◆ Your assignment
The required output is a copy of each line in the material below that includes "label".

◆ Records for the exercise
+ + + + +

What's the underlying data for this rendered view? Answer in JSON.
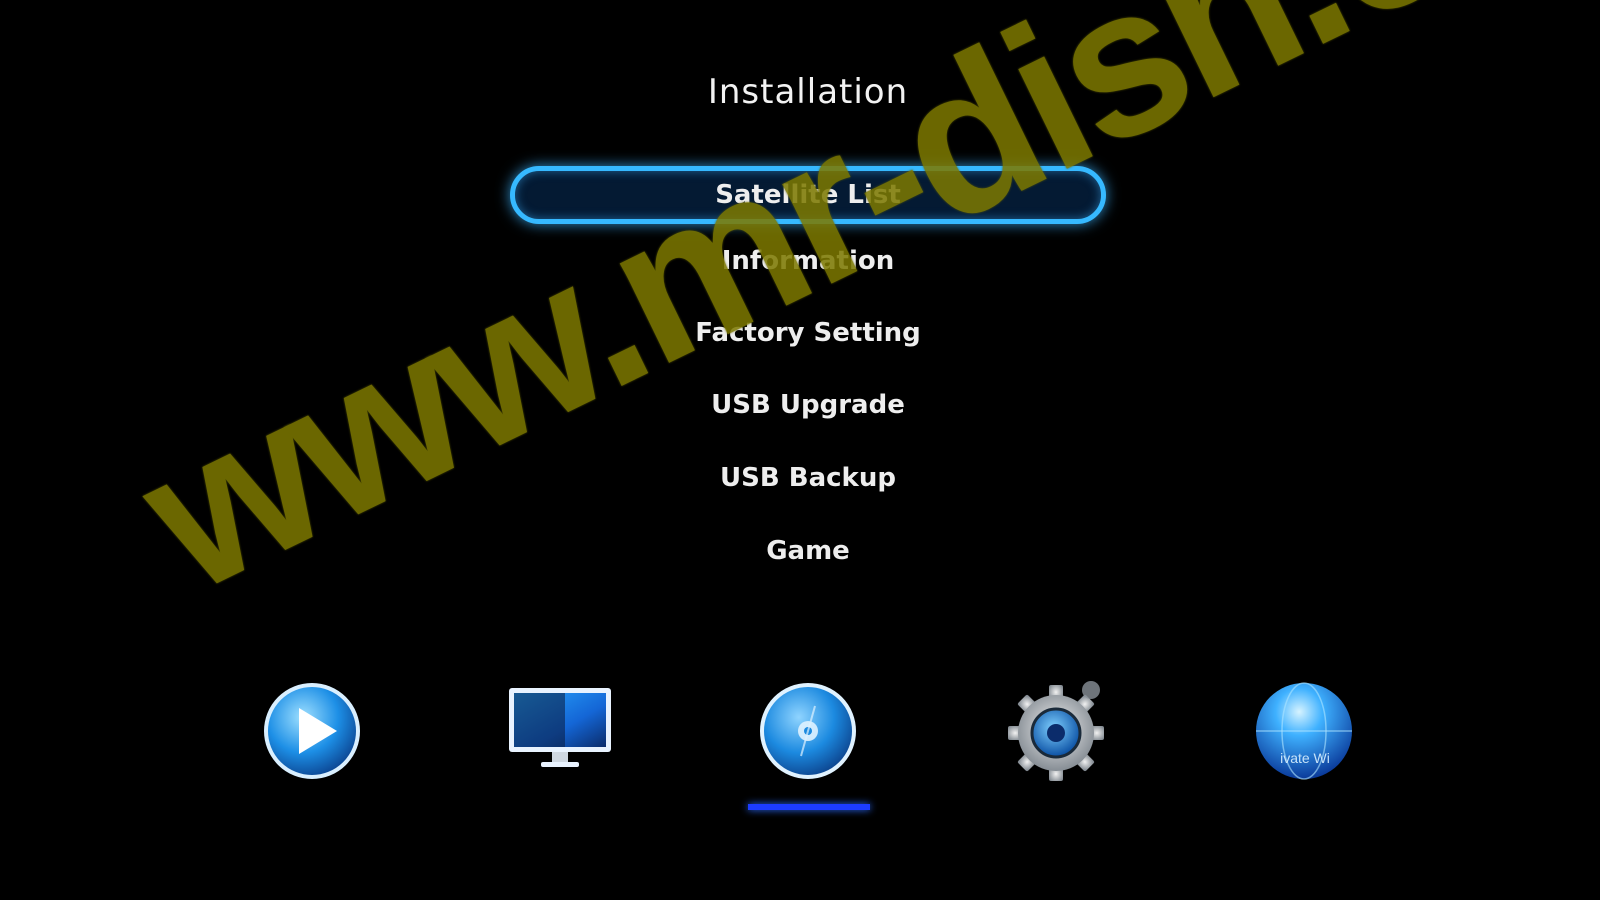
{
  "screen": {
    "title": "Installation"
  },
  "menu": {
    "items": [
      {
        "label": "Satellite List",
        "selected": true
      },
      {
        "label": "Information",
        "selected": false
      },
      {
        "label": "Factory Setting",
        "selected": false
      },
      {
        "label": "USB Upgrade",
        "selected": false
      },
      {
        "label": "USB Backup",
        "selected": false
      },
      {
        "label": "Game",
        "selected": false
      }
    ]
  },
  "dock": {
    "items": [
      {
        "icon": "media-play-icon"
      },
      {
        "icon": "tv-monitor-icon"
      },
      {
        "icon": "installation-disc-icon",
        "active": true
      },
      {
        "icon": "settings-gear-icon"
      },
      {
        "icon": "globe-network-icon",
        "caption": "ivate Wi"
      }
    ]
  },
  "watermark": {
    "text": "www.mr-dish.com"
  },
  "colors": {
    "accent": "#36b9ff",
    "active_bar": "#1c3cff",
    "watermark": "#7d7900"
  }
}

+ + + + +

◆ Output below
        "label": "Satellite List",
        "label": "Information",
        "label": "Factory Setting",
        "label": "USB Upgrade",
        "label": "USB Backup",
        "label": "Game",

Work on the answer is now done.